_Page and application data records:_
::::::
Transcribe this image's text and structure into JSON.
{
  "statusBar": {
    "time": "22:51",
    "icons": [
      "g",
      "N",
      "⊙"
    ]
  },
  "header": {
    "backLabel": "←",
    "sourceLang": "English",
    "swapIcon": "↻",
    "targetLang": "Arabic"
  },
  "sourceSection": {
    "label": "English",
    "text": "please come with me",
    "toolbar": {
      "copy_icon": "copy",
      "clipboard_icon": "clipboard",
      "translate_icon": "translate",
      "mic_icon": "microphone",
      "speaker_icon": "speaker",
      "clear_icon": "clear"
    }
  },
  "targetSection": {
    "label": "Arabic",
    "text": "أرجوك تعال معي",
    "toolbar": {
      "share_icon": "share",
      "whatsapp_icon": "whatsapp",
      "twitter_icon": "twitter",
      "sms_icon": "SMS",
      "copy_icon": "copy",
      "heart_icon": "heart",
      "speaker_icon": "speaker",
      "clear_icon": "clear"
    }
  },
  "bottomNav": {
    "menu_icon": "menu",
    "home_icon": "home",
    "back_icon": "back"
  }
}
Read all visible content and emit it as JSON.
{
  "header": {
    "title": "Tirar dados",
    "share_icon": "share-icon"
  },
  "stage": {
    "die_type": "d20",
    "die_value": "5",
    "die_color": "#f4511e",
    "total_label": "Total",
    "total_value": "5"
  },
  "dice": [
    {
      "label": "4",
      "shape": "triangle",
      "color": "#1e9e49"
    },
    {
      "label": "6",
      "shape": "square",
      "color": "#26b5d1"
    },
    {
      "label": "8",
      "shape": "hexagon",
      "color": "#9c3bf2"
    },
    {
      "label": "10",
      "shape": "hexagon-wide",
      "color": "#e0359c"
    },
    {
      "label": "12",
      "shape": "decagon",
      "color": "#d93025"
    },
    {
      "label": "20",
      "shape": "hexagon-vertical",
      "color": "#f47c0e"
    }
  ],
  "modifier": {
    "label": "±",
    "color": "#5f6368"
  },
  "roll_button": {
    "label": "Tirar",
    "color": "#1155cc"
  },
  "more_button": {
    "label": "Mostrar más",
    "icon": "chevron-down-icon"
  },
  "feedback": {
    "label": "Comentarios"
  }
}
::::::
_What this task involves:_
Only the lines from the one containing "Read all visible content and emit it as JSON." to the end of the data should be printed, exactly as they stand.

_Exercise solution:_
Read all visible content and emit it as JSON.
{
  "header": {
    "title": "Tirar dados",
    "share_icon": "share-icon"
  },
  "stage": {
    "die_type": "d20",
    "die_value": "5",
    "die_color": "#f4511e",
    "total_label": "Total",
    "total_value": "5"
  },
  "dice": [
    {
      "label": "4",
      "shape": "triangle",
      "color": "#1e9e49"
    },
    {
      "label": "6",
      "shape": "square",
      "color": "#26b5d1"
    },
    {
      "label": "8",
      "shape": "hexagon",
      "color": "#9c3bf2"
    },
    {
      "label": "10",
      "shape": "hexagon-wide",
      "color": "#e0359c"
    },
    {
      "label": "12",
      "shape": "decagon",
      "color": "#d93025"
    },
    {
      "label": "20",
      "shape": "hexagon-vertical",
      "color": "#f47c0e"
    }
  ],
  "modifier": {
    "label": "±",
    "color": "#5f6368"
  },
  "roll_button": {
    "label": "Tirar",
    "color": "#1155cc"
  },
  "more_button": {
    "label": "Mostrar más",
    "icon": "chevron-down-icon"
  },
  "feedback": {
    "label": "Comentarios"
  }
}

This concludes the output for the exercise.